*** PROVIDED RECORDS
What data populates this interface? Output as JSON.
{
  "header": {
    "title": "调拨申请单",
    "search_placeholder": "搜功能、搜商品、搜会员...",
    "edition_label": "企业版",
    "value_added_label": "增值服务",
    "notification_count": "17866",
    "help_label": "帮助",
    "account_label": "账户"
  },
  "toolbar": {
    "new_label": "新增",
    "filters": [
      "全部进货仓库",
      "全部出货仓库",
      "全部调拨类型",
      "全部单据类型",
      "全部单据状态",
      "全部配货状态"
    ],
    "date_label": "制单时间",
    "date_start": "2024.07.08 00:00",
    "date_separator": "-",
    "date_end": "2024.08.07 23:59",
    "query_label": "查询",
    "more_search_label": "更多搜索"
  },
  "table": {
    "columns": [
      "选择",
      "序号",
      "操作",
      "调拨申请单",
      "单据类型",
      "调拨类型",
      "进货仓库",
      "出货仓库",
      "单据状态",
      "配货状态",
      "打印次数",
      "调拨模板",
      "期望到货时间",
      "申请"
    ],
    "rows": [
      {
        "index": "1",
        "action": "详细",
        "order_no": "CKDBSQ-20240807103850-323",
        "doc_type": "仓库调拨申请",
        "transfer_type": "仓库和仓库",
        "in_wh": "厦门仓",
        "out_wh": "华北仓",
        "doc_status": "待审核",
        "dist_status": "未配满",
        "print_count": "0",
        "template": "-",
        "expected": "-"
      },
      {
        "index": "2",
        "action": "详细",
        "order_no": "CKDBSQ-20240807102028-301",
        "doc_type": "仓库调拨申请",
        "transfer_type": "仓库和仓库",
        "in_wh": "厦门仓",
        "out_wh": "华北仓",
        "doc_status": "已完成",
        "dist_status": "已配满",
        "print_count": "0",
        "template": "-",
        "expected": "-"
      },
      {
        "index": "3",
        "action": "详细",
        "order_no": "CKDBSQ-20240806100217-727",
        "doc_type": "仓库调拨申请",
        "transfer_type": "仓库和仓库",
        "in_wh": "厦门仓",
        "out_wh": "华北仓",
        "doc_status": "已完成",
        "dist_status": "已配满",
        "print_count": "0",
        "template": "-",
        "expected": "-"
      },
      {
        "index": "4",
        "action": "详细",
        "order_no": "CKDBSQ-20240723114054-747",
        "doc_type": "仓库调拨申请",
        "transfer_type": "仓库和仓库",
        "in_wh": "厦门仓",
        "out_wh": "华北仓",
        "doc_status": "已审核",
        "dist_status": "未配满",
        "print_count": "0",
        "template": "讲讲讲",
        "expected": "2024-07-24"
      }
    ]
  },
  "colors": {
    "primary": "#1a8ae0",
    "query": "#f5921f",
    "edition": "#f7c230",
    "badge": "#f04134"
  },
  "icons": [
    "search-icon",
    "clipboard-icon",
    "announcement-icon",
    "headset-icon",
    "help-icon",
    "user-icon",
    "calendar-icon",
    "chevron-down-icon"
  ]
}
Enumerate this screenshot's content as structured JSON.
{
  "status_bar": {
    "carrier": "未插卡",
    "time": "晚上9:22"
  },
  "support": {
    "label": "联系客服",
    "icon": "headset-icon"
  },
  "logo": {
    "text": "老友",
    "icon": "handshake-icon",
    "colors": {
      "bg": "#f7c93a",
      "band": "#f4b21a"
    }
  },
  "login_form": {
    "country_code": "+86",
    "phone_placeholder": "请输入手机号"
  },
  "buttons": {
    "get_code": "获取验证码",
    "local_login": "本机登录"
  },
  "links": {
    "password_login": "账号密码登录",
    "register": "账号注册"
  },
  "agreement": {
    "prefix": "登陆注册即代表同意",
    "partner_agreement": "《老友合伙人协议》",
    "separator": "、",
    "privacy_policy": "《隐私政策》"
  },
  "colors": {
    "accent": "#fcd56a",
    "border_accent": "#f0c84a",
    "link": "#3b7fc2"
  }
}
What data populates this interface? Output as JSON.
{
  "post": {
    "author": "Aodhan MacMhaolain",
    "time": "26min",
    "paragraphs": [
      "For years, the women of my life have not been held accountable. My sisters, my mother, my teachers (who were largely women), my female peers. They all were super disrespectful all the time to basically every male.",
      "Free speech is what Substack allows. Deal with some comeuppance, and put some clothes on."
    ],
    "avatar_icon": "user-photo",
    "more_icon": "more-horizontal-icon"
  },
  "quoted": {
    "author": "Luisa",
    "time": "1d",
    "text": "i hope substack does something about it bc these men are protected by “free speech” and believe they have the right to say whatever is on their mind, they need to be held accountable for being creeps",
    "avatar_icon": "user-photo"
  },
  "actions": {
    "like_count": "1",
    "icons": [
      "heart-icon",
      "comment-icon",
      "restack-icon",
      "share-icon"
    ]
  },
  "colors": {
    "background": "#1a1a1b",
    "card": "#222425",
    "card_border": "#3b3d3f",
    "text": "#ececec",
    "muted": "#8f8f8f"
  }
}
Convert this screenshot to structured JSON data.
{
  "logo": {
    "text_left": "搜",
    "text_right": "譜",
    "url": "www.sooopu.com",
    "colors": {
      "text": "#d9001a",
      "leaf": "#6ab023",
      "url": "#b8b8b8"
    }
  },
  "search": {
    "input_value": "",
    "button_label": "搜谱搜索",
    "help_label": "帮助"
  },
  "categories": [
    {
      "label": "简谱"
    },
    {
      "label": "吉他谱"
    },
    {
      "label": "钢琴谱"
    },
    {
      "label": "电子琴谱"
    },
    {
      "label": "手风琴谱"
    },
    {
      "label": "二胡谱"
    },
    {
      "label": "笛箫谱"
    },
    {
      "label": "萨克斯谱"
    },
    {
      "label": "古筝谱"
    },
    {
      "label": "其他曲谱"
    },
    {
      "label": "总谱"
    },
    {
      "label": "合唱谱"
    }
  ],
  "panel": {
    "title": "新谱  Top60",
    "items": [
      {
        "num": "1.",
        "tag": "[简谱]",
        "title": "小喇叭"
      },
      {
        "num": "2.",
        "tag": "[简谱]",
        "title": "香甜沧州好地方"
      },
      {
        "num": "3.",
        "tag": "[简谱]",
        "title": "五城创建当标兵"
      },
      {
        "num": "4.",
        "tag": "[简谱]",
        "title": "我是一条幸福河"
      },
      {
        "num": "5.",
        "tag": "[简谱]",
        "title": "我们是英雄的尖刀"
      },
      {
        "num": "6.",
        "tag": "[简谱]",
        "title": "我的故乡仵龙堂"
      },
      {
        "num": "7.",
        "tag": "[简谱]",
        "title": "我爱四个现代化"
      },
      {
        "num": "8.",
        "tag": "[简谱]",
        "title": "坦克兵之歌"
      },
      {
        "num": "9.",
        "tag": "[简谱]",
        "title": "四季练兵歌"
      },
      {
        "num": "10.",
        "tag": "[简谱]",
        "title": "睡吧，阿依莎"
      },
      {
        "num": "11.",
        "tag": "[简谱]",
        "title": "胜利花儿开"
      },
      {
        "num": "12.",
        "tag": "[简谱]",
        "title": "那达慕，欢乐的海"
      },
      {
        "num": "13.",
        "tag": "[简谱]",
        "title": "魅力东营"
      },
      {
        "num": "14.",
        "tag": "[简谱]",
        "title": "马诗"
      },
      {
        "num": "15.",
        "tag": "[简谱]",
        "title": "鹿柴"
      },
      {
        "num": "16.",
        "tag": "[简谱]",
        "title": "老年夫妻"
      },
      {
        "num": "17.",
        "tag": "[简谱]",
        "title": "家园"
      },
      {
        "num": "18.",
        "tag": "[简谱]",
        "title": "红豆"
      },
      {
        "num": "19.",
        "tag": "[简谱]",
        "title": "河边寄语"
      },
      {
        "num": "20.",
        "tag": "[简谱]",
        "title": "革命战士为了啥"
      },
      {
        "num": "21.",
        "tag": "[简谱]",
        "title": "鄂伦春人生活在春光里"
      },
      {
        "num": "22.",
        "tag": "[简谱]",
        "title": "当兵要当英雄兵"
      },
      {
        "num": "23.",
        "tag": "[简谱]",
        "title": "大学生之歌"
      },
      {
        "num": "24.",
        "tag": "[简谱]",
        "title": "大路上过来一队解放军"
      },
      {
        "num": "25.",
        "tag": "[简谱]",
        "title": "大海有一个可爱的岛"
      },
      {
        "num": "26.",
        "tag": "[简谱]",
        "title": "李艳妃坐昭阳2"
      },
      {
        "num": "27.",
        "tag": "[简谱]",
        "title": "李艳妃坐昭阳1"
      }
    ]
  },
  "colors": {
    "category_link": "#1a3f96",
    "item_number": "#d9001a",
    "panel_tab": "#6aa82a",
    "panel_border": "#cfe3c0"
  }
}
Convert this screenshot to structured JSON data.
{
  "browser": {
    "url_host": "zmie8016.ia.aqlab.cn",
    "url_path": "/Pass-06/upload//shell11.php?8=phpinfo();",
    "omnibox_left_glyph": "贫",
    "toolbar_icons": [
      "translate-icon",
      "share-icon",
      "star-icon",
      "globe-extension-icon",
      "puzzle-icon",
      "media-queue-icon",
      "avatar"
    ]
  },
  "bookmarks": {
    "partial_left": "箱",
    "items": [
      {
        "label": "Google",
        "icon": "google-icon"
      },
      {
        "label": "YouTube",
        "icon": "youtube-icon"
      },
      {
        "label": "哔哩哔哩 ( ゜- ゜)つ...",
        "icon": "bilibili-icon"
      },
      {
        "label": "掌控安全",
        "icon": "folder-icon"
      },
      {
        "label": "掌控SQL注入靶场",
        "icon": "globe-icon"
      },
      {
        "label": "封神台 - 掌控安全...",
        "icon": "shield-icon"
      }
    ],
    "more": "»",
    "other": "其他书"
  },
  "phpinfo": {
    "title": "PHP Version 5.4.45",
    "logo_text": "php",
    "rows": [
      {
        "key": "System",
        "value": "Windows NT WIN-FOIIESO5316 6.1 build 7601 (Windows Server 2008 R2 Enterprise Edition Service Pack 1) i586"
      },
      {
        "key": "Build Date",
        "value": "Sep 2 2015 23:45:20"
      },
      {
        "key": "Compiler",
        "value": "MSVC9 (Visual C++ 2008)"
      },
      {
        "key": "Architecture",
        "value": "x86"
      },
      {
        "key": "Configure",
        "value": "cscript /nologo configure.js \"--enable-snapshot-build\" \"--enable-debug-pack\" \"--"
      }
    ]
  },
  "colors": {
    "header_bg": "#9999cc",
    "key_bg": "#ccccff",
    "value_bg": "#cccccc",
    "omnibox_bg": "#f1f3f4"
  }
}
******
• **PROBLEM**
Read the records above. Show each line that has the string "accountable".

• **RESPONSE TO THIS TASK**
      "For years, the women of my life have not been held accountable. My sisters, my mother, my teachers (who were largely women), my female peers. They all were super disrespectful all the time to basically every male.",
    "text": "i hope substack does something about it bc these men are protected by “free speech” and believe they have the right to say whatever is on their mind, they need to be held accountable for being creeps",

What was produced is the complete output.